Without the pictures, copy the entries below word for word.

Web page and app entries
'''

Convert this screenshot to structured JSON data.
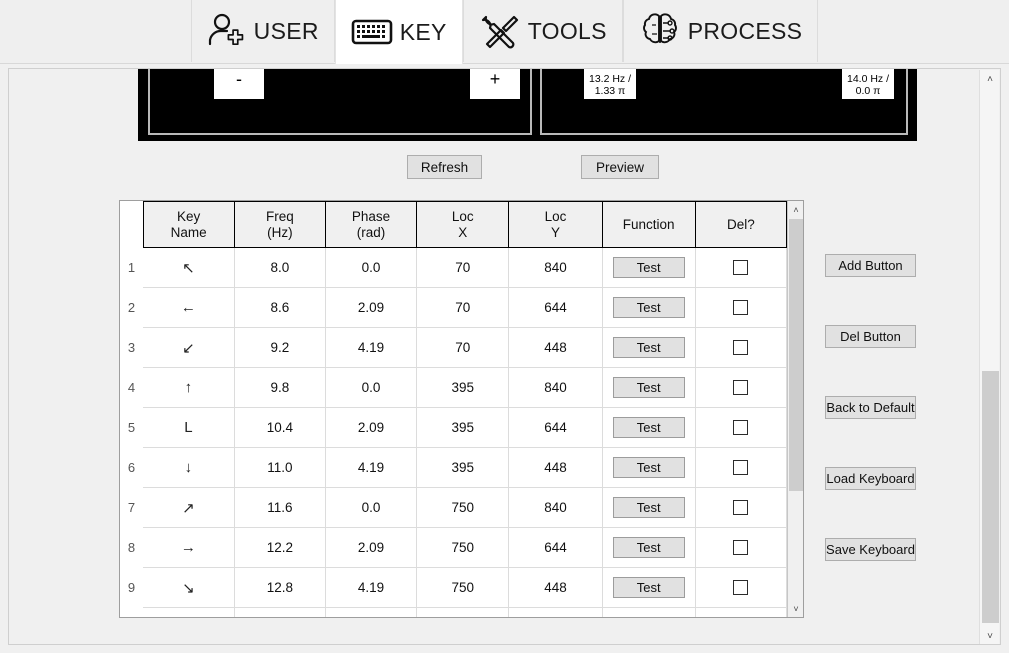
{
  "tabs": [
    {
      "id": "user",
      "label": "USER",
      "icon": "user-add-icon",
      "active": false
    },
    {
      "id": "key",
      "label": "KEY",
      "icon": "keyboard-icon",
      "active": true
    },
    {
      "id": "tools",
      "label": "TOOLS",
      "icon": "tools-icon",
      "active": false
    },
    {
      "id": "process",
      "label": "PROCESS",
      "icon": "brain-icon",
      "active": false
    }
  ],
  "preview_strip": {
    "keys": [
      {
        "glyph": "-",
        "sub": ""
      },
      {
        "glyph": "+",
        "sub": ""
      },
      {
        "glyph": "",
        "sub": "13.2 Hz /",
        "sub2": "1.33 π"
      },
      {
        "glyph": "",
        "sub": "14.0 Hz /",
        "sub2": "0.0 π"
      }
    ]
  },
  "toolbar": {
    "refresh_label": "Refresh",
    "preview_label": "Preview"
  },
  "table": {
    "headers": [
      {
        "line1": "Key",
        "line2": "Name"
      },
      {
        "line1": "Freq",
        "line2": "(Hz)"
      },
      {
        "line1": "Phase",
        "line2": "(rad)"
      },
      {
        "line1": "Loc",
        "line2": "X"
      },
      {
        "line1": "Loc",
        "line2": "Y"
      },
      {
        "line1": "Function",
        "line2": ""
      },
      {
        "line1": "Del?",
        "line2": ""
      }
    ],
    "function_button_label": "Test",
    "rows": [
      {
        "num": "1",
        "key_name": "↖",
        "freq": "8.0",
        "phase": "0.0",
        "loc_x": "70",
        "loc_y": "840",
        "function": "Test",
        "del_checked": false
      },
      {
        "num": "2",
        "key_name": "←",
        "freq": "8.6",
        "phase": "2.09",
        "loc_x": "70",
        "loc_y": "644",
        "function": "Test",
        "del_checked": false
      },
      {
        "num": "3",
        "key_name": "↙",
        "freq": "9.2",
        "phase": "4.19",
        "loc_x": "70",
        "loc_y": "448",
        "function": "Test",
        "del_checked": false
      },
      {
        "num": "4",
        "key_name": "↑",
        "freq": "9.8",
        "phase": "0.0",
        "loc_x": "395",
        "loc_y": "840",
        "function": "Test",
        "del_checked": false
      },
      {
        "num": "5",
        "key_name": "L",
        "freq": "10.4",
        "phase": "2.09",
        "loc_x": "395",
        "loc_y": "644",
        "function": "Test",
        "del_checked": false
      },
      {
        "num": "6",
        "key_name": "↓",
        "freq": "11.0",
        "phase": "4.19",
        "loc_x": "395",
        "loc_y": "448",
        "function": "Test",
        "del_checked": false
      },
      {
        "num": "7",
        "key_name": "↗",
        "freq": "11.6",
        "phase": "0.0",
        "loc_x": "750",
        "loc_y": "840",
        "function": "Test",
        "del_checked": false
      },
      {
        "num": "8",
        "key_name": "→",
        "freq": "12.2",
        "phase": "2.09",
        "loc_x": "750",
        "loc_y": "644",
        "function": "Test",
        "del_checked": false
      },
      {
        "num": "9",
        "key_name": "↘",
        "freq": "12.8",
        "phase": "4.19",
        "loc_x": "750",
        "loc_y": "448",
        "function": "Test",
        "del_checked": false
      }
    ]
  },
  "side_buttons": [
    {
      "id": "add",
      "label": "Add Button"
    },
    {
      "id": "del",
      "label": "Del Button"
    },
    {
      "id": "default",
      "label": "Back to Default"
    },
    {
      "id": "load",
      "label": "Load Keyboard"
    },
    {
      "id": "save",
      "label": "Save Keyboard"
    }
  ],
  "scrollbars": {
    "up_arrow": "˄",
    "down_arrow": "˅"
  },
  "colors": {
    "window_bg": "#f0f0f0",
    "tab_active_bg": "#ffffff",
    "tab_inactive_bg": "#efefef",
    "preview_bg": "#000000",
    "button_face": "#e1e1e1",
    "scroll_thumb": "#cdcdcd",
    "grid_line": "#dcdcdc",
    "header_border": "#000000"
  }
}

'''

▸ **Answer**:
Convert this screenshot to structured JSON data.
{
  "tabs": [
    {
      "id": "user",
      "label": "USER",
      "icon": "user-add-icon",
      "active": false
    },
    {
      "id": "key",
      "label": "KEY",
      "icon": "keyboard-icon",
      "active": true
    },
    {
      "id": "tools",
      "label": "TOOLS",
      "icon": "tools-icon",
      "active": false
    },
    {
      "id": "process",
      "label": "PROCESS",
      "icon": "brain-icon",
      "active": false
    }
  ],
  "preview_strip": {
    "keys": [
      {
        "glyph": "-",
        "sub": ""
      },
      {
        "glyph": "+",
        "sub": ""
      },
      {
        "glyph": "",
        "sub": "13.2 Hz /",
        "sub2": "1.33 π"
      },
      {
        "glyph": "",
        "sub": "14.0 Hz /",
        "sub2": "0.0 π"
      }
    ]
  },
  "toolbar": {
    "refresh_label": "Refresh",
    "preview_label": "Preview"
  },
  "table": {
    "headers": [
      {
        "line1": "Key",
        "line2": "Name"
      },
      {
        "line1": "Freq",
        "line2": "(Hz)"
      },
      {
        "line1": "Phase",
        "line2": "(rad)"
      },
      {
        "line1": "Loc",
        "line2": "X"
      },
      {
        "line1": "Loc",
        "line2": "Y"
      },
      {
        "line1": "Function",
        "line2": ""
      },
      {
        "line1": "Del?",
        "line2": ""
      }
    ],
    "function_button_label": "Test",
    "rows": [
      {
        "num": "1",
        "key_name": "↖",
        "freq": "8.0",
        "phase": "0.0",
        "loc_x": "70",
        "loc_y": "840",
        "function": "Test",
        "del_checked": false
      },
      {
        "num": "2",
        "key_name": "←",
        "freq": "8.6",
        "phase": "2.09",
        "loc_x": "70",
        "loc_y": "644",
        "function": "Test",
        "del_checked": false
      },
      {
        "num": "3",
        "key_name": "↙",
        "freq": "9.2",
        "phase": "4.19",
        "loc_x": "70",
        "loc_y": "448",
        "function": "Test",
        "del_checked": false
      },
      {
        "num": "4",
        "key_name": "↑",
        "freq": "9.8",
        "phase": "0.0",
        "loc_x": "395",
        "loc_y": "840",
        "function": "Test",
        "del_checked": false
      },
      {
        "num": "5",
        "key_name": "L",
        "freq": "10.4",
        "phase": "2.09",
        "loc_x": "395",
        "loc_y": "644",
        "function": "Test",
        "del_checked": false
      },
      {
        "num": "6",
        "key_name": "↓",
        "freq": "11.0",
        "phase": "4.19",
        "loc_x": "395",
        "loc_y": "448",
        "function": "Test",
        "del_checked": false
      },
      {
        "num": "7",
        "key_name": "↗",
        "freq": "11.6",
        "phase": "0.0",
        "loc_x": "750",
        "loc_y": "840",
        "function": "Test",
        "del_checked": false
      },
      {
        "num": "8",
        "key_name": "→",
        "freq": "12.2",
        "phase": "2.09",
        "loc_x": "750",
        "loc_y": "644",
        "function": "Test",
        "del_checked": false
      },
      {
        "num": "9",
        "key_name": "↘",
        "freq": "12.8",
        "phase": "4.19",
        "loc_x": "750",
        "loc_y": "448",
        "function": "Test",
        "del_checked": false
      }
    ]
  },
  "side_buttons": [
    {
      "id": "add",
      "label": "Add Button"
    },
    {
      "id": "del",
      "label": "Del Button"
    },
    {
      "id": "default",
      "label": "Back to Default"
    },
    {
      "id": "load",
      "label": "Load Keyboard"
    },
    {
      "id": "save",
      "label": "Save Keyboard"
    }
  ],
  "scrollbars": {
    "up_arrow": "˄",
    "down_arrow": "˅"
  },
  "colors": {
    "window_bg": "#f0f0f0",
    "tab_active_bg": "#ffffff",
    "tab_inactive_bg": "#efefef",
    "preview_bg": "#000000",
    "button_face": "#e1e1e1",
    "scroll_thumb": "#cdcdcd",
    "grid_line": "#dcdcdc",
    "header_border": "#000000"
  }
}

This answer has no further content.